An example that includes intermodal perceptions might be a party, classroom or other crowded environment with many people talking. At first, the room is merely a jumble of sounds; we might be able to perceive the occasional single word spoken emphatically, or an outburst, or a speaker with a distinct voice or inflections. We might also get an idea of the language being spoken even if we can't clearly distinguish it. The differentiation process would begin by choosing a method of isolating information; one might choose to take an intermodal path, and look at a speaker. This would allow the use of lip-reading or interpretation of body language to coincide with the isolation of the sounds made by that particular speaker. On the other hand, one might close their eyes, restricting focus to fewer fields of input, and thereby allowing them to better concentrate on isolating the information presented in speech.

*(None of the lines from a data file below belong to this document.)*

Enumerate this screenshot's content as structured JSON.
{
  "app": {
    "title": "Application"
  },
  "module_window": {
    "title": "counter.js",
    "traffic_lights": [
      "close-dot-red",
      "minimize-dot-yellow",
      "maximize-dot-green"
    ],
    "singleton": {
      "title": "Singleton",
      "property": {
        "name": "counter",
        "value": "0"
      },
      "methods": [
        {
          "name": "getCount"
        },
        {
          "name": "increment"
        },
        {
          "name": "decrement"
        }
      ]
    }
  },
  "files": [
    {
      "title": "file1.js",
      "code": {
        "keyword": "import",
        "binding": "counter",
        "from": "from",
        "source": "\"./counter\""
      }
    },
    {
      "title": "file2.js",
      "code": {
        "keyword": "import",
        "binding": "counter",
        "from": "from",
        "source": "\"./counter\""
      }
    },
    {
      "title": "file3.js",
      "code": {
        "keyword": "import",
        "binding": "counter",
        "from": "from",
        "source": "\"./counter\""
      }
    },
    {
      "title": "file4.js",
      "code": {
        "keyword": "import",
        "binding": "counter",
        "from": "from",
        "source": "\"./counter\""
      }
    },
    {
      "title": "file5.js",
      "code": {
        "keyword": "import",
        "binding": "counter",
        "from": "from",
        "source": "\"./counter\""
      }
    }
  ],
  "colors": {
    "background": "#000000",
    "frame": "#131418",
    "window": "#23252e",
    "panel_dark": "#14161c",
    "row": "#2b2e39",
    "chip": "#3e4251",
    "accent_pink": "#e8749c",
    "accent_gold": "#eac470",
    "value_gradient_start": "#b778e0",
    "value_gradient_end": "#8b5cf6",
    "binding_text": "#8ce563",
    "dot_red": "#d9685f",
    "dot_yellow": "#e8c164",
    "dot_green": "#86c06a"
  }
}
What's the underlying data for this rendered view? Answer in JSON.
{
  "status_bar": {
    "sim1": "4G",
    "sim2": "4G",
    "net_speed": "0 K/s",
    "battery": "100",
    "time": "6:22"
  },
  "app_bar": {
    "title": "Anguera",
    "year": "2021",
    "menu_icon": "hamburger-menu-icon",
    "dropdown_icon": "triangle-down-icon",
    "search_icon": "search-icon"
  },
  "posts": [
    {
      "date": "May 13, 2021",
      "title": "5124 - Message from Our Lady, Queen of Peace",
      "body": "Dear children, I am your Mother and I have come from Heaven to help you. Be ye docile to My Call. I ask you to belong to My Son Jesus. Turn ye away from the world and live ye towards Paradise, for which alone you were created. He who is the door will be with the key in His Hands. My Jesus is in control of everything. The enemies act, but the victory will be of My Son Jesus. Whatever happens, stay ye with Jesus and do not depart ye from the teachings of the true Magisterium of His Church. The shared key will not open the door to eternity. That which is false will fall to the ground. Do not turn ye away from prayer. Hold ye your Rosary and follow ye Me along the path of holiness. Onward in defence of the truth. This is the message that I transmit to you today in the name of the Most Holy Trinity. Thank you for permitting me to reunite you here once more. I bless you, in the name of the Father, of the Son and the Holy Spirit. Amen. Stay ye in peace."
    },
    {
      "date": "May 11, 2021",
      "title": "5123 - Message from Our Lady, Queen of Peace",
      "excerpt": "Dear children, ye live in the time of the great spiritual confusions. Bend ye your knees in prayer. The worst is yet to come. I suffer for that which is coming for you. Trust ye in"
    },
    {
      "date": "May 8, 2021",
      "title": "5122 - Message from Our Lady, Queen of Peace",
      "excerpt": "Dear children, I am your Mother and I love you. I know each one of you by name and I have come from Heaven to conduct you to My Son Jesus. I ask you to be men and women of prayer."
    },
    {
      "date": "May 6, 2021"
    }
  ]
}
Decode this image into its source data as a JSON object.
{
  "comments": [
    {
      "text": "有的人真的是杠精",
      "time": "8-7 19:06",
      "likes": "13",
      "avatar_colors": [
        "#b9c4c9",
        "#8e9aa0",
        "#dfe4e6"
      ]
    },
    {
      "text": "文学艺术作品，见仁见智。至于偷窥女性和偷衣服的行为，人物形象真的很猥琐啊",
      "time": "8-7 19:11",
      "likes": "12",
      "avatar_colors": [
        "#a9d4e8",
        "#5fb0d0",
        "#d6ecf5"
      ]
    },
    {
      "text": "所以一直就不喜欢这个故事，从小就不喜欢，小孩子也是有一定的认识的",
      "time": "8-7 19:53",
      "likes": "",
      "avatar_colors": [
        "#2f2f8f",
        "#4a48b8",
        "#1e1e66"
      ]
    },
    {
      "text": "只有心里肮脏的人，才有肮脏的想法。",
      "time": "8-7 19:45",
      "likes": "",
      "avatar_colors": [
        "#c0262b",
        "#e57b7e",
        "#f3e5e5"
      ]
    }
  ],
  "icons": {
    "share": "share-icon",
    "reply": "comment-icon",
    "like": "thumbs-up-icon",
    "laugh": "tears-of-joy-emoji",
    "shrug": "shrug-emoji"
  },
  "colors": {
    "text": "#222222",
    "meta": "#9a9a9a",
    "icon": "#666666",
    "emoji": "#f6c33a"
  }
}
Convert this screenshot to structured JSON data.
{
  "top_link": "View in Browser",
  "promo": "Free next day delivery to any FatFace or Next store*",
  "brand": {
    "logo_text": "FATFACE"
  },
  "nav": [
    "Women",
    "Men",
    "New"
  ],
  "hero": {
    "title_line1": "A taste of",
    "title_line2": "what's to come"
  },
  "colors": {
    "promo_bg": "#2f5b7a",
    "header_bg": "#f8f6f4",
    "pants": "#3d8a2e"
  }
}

Something more specific to hearing might involve listening to a recording of a speaker in a foreign, but familiar language (such as German or Spanish) where inflections typically carry the same meaning. The listener, if asked to guess what the speaker is saying, will differentiate familiar information from unfamiliar; for example, they will not know, or even be able to guess, what words like "krankenwagen" or "gallinero" mean, but they will probably be able to guess the mood of the speaker, or the context the speech was delivered in. They can probably determine the speaker's gender, age, and fluency as well. With a sufficiently long sample, they may also be able to determine if the language contains new sounds, recognize common words, and identify root words or cross-language cognates. Thus, despite not actually knowing the language or the information directly communicated by the literal meaning of the words themselves, the listener can still acquire information.